Activity – If a record contains a picture, leave the picture out and copy everything else exactly.

Extracted records –
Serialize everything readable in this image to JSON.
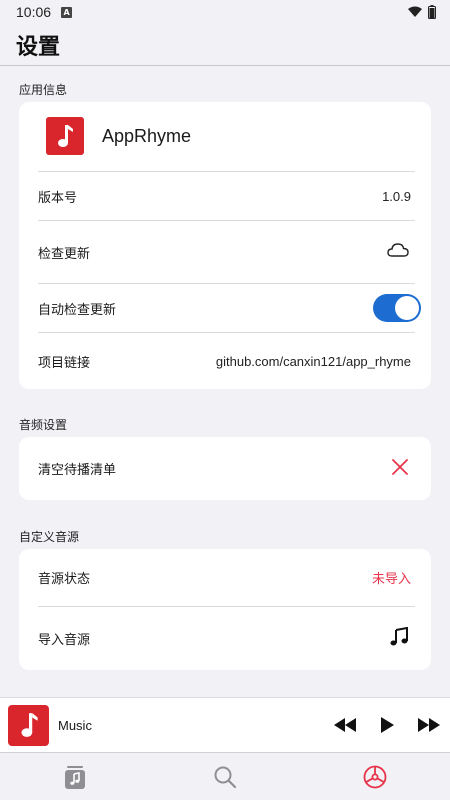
{
  "status_bar": {
    "time": "10:06",
    "notification_badge": "A"
  },
  "header": {
    "title": "设置"
  },
  "sections": {
    "app_info": {
      "title": "应用信息",
      "app_name": "AppRhyme",
      "version_label": "版本号",
      "version_value": "1.0.9",
      "check_update_label": "检查更新",
      "auto_check_label": "自动检查更新",
      "auto_check_enabled": true,
      "project_link_label": "项目链接",
      "project_link_value": "github.com/canxin121/app_rhyme"
    },
    "audio": {
      "title": "音频设置",
      "clear_queue_label": "清空待播清单"
    },
    "custom_source": {
      "title": "自定义音源",
      "source_status_label": "音源状态",
      "source_status_value": "未导入",
      "import_source_label": "导入音源"
    }
  },
  "mini_player": {
    "title": "Music"
  },
  "bottom_nav": {
    "items": [
      "library-icon",
      "search-icon",
      "settings-icon"
    ],
    "active": "settings-icon"
  },
  "colors": {
    "accent_red": "#e8344a",
    "brand_red": "#d8262c",
    "toggle_blue": "#1d6cd1",
    "background": "#f2f1f6"
  }
}
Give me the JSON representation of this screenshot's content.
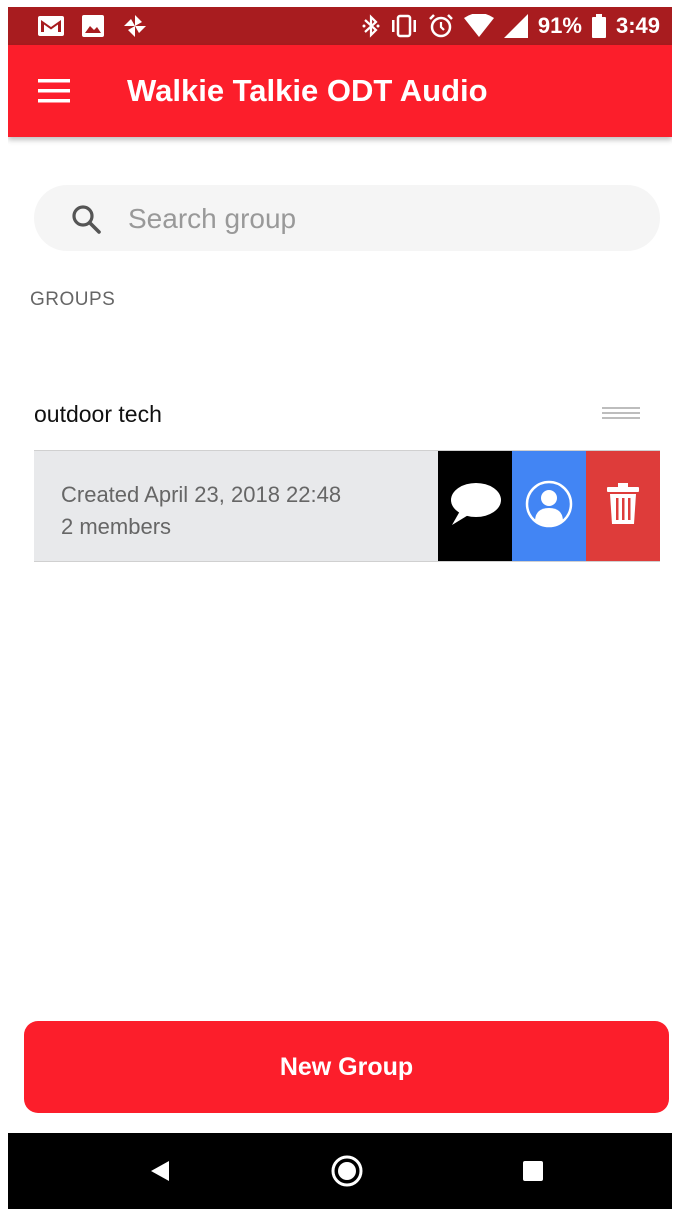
{
  "status_bar": {
    "battery_percent": "91%",
    "time": "3:49",
    "left_icons": [
      "gmail-icon",
      "image-icon",
      "pinwheel-icon"
    ],
    "right_icons": [
      "bluetooth-icon",
      "vibrate-icon",
      "alarm-icon",
      "wifi-icon",
      "signal-icon",
      "battery-icon"
    ]
  },
  "app_bar": {
    "title": "Walkie Talkie ODT Audio",
    "menu_icon": "hamburger-menu-icon"
  },
  "search": {
    "placeholder": "Search group",
    "value": ""
  },
  "groups_section": {
    "label": "GROUPS",
    "groups": [
      {
        "name": "outdoor tech",
        "created": "Created April 23, 2018 22:48",
        "members": "2 members",
        "actions": [
          "chat-bubble-icon",
          "user-profile-icon",
          "trash-icon"
        ]
      }
    ]
  },
  "new_group_button": {
    "label": "New Group"
  },
  "nav_bar": {
    "buttons": [
      "back-icon",
      "home-icon",
      "recents-icon"
    ]
  },
  "colors": {
    "status_bar": "#a81c1f",
    "app_bar": "#fc1e2b",
    "chat_action": "#000000",
    "members_action": "#4285f4",
    "delete_action": "#de3c3a",
    "row_background": "#e8e9eb"
  }
}
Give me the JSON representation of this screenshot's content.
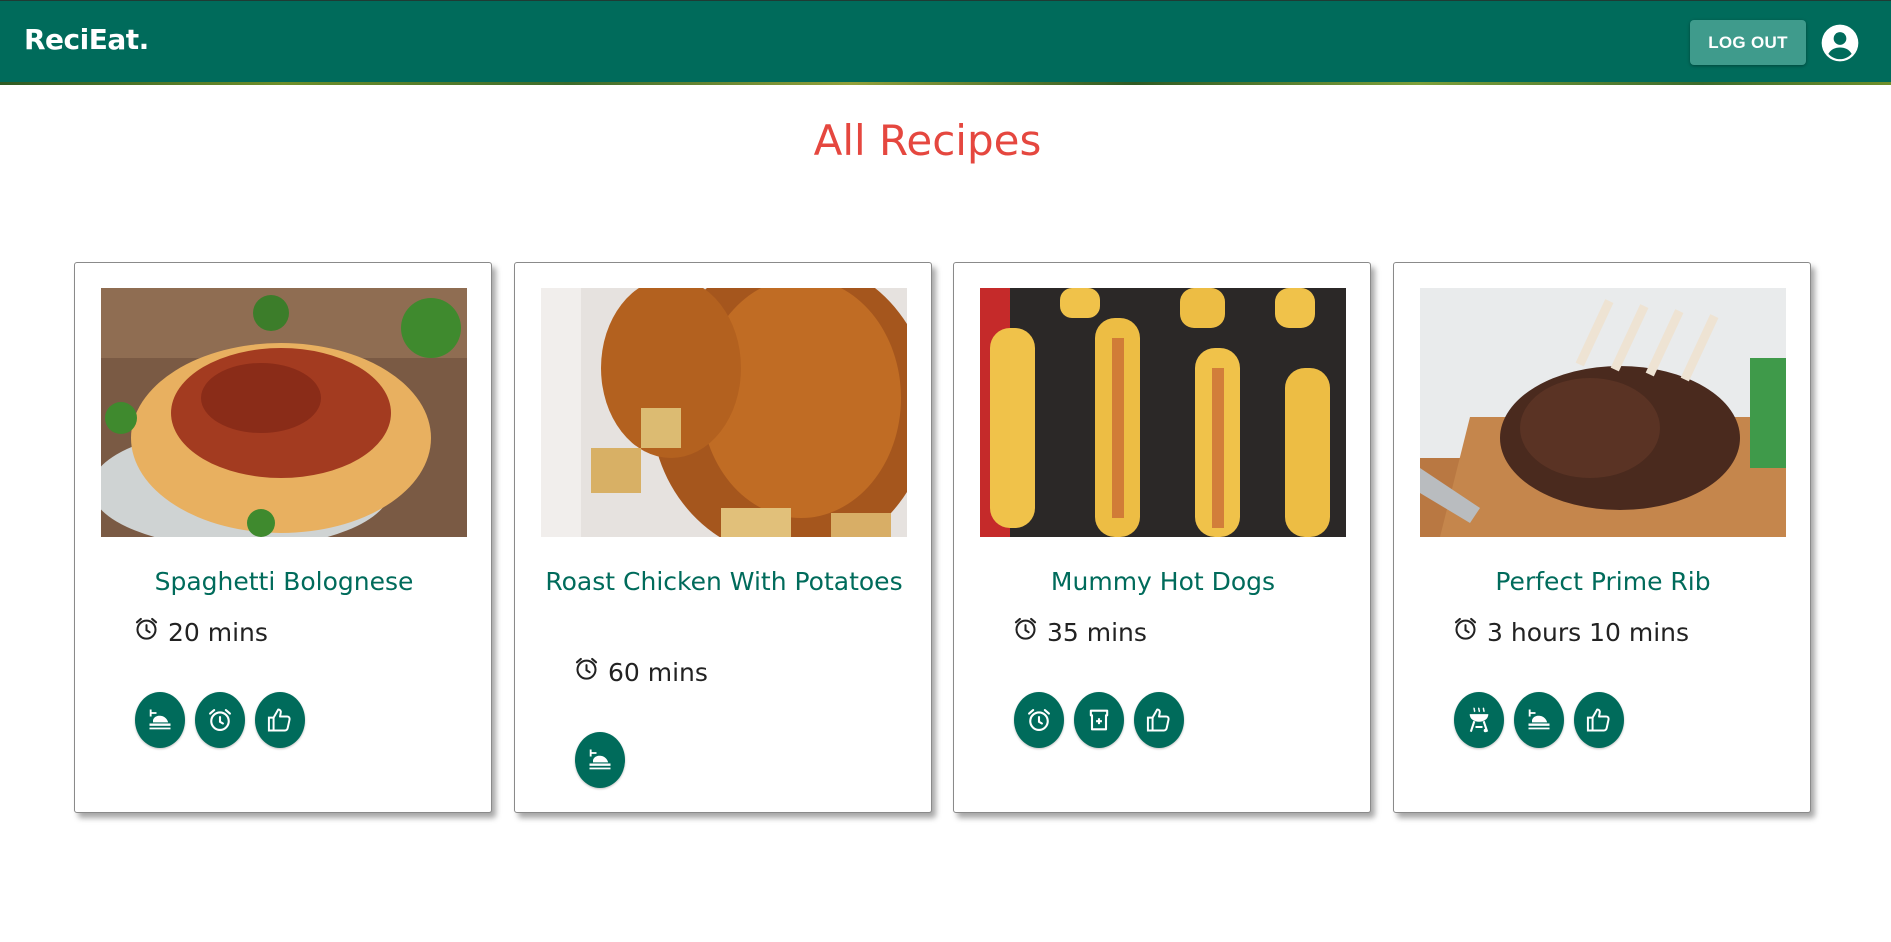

Solution for this task –
Serialize everything readable in this image to JSON.
{
  "status_bar": {
    "time": "10:06",
    "notification_badge": "A"
  },
  "header": {
    "title": "设置"
  },
  "sections": {
    "app_info": {
      "title": "应用信息",
      "app_name": "AppRhyme",
      "version_label": "版本号",
      "version_value": "1.0.9",
      "check_update_label": "检查更新",
      "auto_check_label": "自动检查更新",
      "auto_check_enabled": true,
      "project_link_label": "项目链接",
      "project_link_value": "github.com/canxin121/app_rhyme"
    },
    "audio": {
      "title": "音频设置",
      "clear_queue_label": "清空待播清单"
    },
    "custom_source": {
      "title": "自定义音源",
      "source_status_label": "音源状态",
      "source_status_value": "未导入",
      "import_source_label": "导入音源"
    }
  },
  "mini_player": {
    "title": "Music"
  },
  "bottom_nav": {
    "items": [
      "library-icon",
      "search-icon",
      "settings-icon"
    ],
    "active": "settings-icon"
  },
  "colors": {
    "accent_red": "#e8344a",
    "brand_red": "#d8262c",
    "toggle_blue": "#1d6cd1",
    "background": "#f2f1f6"
  }
}
Give me the JSON representation of this screenshot's content.
{
  "status_bar": {
    "battery_percent": "91%",
    "time": "3:49",
    "left_icons": [
      "gmail-icon",
      "image-icon",
      "pinwheel-icon"
    ],
    "right_icons": [
      "bluetooth-icon",
      "vibrate-icon",
      "alarm-icon",
      "wifi-icon",
      "signal-icon",
      "battery-icon"
    ]
  },
  "app_bar": {
    "title": "Walkie Talkie ODT Audio",
    "menu_icon": "hamburger-menu-icon"
  },
  "search": {
    "placeholder": "Search group",
    "value": ""
  },
  "groups_section": {
    "label": "GROUPS",
    "groups": [
      {
        "name": "outdoor tech",
        "created": "Created April 23, 2018 22:48",
        "members": "2 members",
        "actions": [
          "chat-bubble-icon",
          "user-profile-icon",
          "trash-icon"
        ]
      }
    ]
  },
  "new_group_button": {
    "label": "New Group"
  },
  "nav_bar": {
    "buttons": [
      "back-icon",
      "home-icon",
      "recents-icon"
    ]
  },
  "colors": {
    "status_bar": "#a81c1f",
    "app_bar": "#fc1e2b",
    "chat_action": "#000000",
    "members_action": "#4285f4",
    "delete_action": "#de3c3a",
    "row_background": "#e8e9eb"
  }
}
Give me the JSON representation of this screenshot's content.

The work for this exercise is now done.